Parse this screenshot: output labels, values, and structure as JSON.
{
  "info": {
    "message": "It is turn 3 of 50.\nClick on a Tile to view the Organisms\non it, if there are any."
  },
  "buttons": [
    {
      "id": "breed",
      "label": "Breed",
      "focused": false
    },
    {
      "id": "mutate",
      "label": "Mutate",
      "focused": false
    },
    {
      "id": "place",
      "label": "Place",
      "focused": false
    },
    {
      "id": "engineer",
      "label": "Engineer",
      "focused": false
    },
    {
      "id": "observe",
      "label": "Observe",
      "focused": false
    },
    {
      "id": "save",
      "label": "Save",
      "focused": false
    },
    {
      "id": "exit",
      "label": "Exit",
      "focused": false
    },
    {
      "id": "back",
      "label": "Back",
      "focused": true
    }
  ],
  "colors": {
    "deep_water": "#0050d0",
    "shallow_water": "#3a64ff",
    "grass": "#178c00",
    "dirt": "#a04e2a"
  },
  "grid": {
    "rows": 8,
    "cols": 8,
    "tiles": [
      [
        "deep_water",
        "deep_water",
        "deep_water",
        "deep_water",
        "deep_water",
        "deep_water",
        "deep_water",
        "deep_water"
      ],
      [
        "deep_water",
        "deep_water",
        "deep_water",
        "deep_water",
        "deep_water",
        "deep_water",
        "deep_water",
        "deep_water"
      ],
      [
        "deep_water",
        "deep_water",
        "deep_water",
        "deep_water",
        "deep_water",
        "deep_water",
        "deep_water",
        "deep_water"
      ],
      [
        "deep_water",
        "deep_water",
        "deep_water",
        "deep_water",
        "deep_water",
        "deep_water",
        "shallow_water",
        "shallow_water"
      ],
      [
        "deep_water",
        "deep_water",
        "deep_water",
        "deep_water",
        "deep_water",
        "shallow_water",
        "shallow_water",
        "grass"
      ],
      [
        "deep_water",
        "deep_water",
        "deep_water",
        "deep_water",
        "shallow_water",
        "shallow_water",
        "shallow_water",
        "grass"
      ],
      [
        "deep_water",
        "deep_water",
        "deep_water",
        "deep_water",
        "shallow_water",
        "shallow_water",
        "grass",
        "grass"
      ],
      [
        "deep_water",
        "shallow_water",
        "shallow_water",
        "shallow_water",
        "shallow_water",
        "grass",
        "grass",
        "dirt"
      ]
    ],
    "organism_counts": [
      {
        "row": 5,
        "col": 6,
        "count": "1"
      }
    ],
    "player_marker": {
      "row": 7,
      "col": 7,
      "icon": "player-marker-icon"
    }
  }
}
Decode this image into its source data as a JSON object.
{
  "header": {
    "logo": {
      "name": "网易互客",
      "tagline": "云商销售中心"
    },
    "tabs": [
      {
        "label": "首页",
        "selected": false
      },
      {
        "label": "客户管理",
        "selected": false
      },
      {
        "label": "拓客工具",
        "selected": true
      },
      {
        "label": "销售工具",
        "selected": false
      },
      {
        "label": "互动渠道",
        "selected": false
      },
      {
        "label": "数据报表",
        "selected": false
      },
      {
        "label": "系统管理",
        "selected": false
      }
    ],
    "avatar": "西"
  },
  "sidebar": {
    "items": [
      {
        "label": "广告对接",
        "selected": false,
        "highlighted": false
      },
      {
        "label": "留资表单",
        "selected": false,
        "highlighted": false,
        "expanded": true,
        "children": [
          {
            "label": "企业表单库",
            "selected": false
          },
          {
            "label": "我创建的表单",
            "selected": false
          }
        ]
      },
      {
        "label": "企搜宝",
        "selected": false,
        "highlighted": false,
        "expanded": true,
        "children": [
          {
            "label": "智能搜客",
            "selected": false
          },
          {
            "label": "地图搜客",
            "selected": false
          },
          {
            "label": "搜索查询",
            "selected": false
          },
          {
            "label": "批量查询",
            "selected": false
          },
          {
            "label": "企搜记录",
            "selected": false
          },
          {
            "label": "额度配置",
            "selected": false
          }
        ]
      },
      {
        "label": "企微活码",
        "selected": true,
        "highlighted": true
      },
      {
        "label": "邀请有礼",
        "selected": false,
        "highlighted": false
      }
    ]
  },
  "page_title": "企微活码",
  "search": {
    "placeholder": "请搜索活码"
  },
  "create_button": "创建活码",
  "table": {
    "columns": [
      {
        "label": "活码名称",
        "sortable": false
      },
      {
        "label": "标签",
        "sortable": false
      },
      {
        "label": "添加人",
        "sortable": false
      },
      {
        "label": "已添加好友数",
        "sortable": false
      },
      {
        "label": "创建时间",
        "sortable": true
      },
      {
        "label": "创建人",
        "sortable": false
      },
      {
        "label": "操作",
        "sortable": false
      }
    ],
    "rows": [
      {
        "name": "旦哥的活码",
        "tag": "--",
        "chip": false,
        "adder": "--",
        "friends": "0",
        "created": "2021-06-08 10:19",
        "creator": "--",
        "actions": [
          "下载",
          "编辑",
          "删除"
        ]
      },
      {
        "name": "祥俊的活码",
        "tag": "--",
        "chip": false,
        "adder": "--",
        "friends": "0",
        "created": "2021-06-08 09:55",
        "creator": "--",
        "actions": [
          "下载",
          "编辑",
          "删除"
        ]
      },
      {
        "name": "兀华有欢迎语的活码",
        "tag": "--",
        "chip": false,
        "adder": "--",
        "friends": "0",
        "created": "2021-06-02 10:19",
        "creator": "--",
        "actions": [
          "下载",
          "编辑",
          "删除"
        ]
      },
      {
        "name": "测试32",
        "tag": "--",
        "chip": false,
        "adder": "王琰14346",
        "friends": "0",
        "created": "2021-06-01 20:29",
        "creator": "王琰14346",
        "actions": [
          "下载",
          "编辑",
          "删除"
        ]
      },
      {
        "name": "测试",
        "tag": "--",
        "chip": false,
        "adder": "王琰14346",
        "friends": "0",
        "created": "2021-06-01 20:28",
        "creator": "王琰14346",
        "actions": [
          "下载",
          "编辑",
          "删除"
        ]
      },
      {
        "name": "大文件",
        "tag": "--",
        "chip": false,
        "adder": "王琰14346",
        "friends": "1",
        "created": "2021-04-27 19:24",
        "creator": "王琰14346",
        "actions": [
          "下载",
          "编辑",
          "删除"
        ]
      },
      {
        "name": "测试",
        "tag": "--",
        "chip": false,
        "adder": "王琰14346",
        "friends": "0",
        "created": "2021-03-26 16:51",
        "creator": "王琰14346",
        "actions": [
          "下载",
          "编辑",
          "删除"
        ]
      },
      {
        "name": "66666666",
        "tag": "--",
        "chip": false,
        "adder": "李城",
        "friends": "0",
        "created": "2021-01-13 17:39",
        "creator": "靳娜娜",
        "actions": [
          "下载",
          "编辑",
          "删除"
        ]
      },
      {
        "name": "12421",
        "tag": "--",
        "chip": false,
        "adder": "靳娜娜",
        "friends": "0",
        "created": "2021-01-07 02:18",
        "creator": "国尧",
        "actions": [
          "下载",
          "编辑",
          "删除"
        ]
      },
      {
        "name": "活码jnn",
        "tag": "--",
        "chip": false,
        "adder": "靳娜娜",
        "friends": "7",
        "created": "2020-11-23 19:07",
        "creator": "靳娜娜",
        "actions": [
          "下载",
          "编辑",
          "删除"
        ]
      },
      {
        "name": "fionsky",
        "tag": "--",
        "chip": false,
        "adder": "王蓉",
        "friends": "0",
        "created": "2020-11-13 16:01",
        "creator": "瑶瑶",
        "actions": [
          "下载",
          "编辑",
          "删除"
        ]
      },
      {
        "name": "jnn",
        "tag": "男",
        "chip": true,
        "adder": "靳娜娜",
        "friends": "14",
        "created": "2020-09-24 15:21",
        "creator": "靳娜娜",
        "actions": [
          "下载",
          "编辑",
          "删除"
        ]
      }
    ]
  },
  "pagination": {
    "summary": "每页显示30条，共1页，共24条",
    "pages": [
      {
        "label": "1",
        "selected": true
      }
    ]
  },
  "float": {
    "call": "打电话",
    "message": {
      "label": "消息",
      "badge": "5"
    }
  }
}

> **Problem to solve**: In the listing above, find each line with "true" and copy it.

> **Finished task**:
      "focused": true
        "selected": true
        "expanded": true,
        "expanded": true,
        "selected": true,
        "highlighted": true
        "sortable": true
        "chip": true,
        "selected": true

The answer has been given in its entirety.